The Humane Society of the United States, the nation’s largest animal protection organization, called out U.S. Rep. Steve King, R-Iowa, for his ridiculous reasons for opposing a federal bill to crack down on dogfighting and cockfighting. King has issued a series of statements within the last week that have only fueled public concerns about positions opposing this anti-crime and anti-cruelty legislation.
There is a strong, bipartisan effort in Congress to strengthen the federal law against animal fighting by making it a crime for an adult to bring a child to an animal fight or for anyone to attend one of these spectacles. The amendment King opposed in the House Agriculture Committee in July is based on House and Senate bills, H.R. 2492 and S. 1947, which have broad bipartisan support and endorsements from more than 200 law enforcement agencies, including 33 county sheriffs and police chiefs in Iowa alone.
“Dogfighting and cockfighting are barbaric and inhumane, and they are the last sorts of activities our children should be exposed to,” said Wayne Pacelle, president and CEO of The HSUS. “Animal fighting is often tied to narcotics trafficking, illegal gambling, gang activity and other criminal behavior, and these enterprises commonly cross state lines and require a federal capacity to crack down on them.”
H.R. 2492 was introduced by Republican Rep. Tom Marino, a former state and federal prosecutor, and his bill has 208 cosponsors in the House, including Republican Rep. Tom Latham of Iowa. The Senate bill came up as an amendment to the Farm Bill and was approved 88 to 11, with 37 Republican Senators supporting it. U.S. Senators Chuck Grassley and Tom Harkin, and both South Dakota Senators, John Thune and Tim Johnson, voted in favor of the legislation.
“Steve King stands alone among Iowa’s federally elected officials in opposing this sensible legislation,” adds Carol Griglione, Iowa state director of The HSUS. “Animal fighting is one of the most indefensible forms of cruelty, and Steve King should not be standing in the way of efforts to make our communities safer by tackling this problem. “
Spectators finance animal fights with their admission fees and gambling wagers, and they provide cover to animal fighters who blend into the crowd during a law enforcement raid. It is illegal in 49 states to be a knowing spectator at an animal fight (49 cover dogfighting, 43 cover cockfighting). A majority of states – now 28 (with others currently pending in their state legislatures) – impose felony-level penalties on spectators. This bill will give federal agencies similar tools to what local agencies have at their disposal.

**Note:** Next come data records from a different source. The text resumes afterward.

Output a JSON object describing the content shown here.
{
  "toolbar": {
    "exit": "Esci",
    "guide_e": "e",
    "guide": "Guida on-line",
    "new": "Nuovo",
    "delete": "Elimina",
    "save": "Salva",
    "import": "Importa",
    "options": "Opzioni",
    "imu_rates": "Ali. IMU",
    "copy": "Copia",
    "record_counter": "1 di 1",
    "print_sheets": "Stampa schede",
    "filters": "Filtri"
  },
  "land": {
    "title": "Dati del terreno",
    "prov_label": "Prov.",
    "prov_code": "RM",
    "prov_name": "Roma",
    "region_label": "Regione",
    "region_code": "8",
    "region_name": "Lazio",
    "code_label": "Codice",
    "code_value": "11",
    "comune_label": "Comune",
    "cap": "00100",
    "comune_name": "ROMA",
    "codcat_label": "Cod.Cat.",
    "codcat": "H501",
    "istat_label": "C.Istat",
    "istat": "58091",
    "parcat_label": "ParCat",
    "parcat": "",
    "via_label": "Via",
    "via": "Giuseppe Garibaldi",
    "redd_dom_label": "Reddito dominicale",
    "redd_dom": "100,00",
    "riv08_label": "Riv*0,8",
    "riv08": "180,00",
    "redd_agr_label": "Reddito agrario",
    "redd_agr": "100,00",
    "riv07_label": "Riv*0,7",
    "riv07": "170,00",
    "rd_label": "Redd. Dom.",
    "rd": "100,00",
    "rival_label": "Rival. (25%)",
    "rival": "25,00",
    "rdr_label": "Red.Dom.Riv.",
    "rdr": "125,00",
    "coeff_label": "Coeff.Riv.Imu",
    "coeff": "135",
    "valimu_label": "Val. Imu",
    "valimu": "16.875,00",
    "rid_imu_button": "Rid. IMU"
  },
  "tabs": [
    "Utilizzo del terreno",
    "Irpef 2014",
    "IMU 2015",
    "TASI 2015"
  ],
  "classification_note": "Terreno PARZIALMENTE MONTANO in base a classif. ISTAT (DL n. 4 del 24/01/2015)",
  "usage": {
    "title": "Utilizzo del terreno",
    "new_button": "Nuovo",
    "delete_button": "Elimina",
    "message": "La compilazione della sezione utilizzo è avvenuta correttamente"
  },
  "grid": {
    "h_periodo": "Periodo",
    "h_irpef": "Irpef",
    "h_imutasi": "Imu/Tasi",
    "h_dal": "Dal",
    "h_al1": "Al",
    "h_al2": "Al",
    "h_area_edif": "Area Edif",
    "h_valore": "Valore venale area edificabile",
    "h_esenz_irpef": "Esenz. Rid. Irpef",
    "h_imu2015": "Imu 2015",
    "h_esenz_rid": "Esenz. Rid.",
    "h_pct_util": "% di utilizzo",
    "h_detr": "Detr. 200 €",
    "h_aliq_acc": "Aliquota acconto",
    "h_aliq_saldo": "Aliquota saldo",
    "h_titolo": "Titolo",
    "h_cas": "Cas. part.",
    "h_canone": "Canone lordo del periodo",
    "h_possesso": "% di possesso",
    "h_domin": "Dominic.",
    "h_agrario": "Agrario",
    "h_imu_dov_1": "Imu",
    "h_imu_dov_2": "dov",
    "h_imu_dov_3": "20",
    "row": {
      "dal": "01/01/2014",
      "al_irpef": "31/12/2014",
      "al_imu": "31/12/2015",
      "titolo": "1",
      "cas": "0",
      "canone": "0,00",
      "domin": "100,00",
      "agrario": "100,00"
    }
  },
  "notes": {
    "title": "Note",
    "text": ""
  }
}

Rep. Steve King was also one of just 39 members of the House to vote against an upgrade of penalties for transporting fighting animals across state lines in 2007, which President Bush signed just days after Michael Vick’s interstate dogfighting network was discovered on a property in southern Virginia. All members of the Iowa congressional delegation also supported that upgrade in the law except for Steve King. The Senate vote in favor of that bill was unanimous.
Last week, in responding to a question at a press conference in Des Moines, Rep. Steve King said he does not think there is any federal nexus with animal fighting. But there have been a series of animal fighting incidents in Iowa, including an Iowa high school teacher who was prosecuted in 2009 for taking part in a organized dogfighting network that stretched across Iowa, Missouri, Nebraska and other states. It’s already a federal crime to organize animal fights, and if federal officials are going to use their resources to bust animal fighting rings, they should have the tools to crack down on the entire cast of characters involved.
Wayne Pacelle will be in Sioux City and Des Moines today, and in Ames tomorrow night.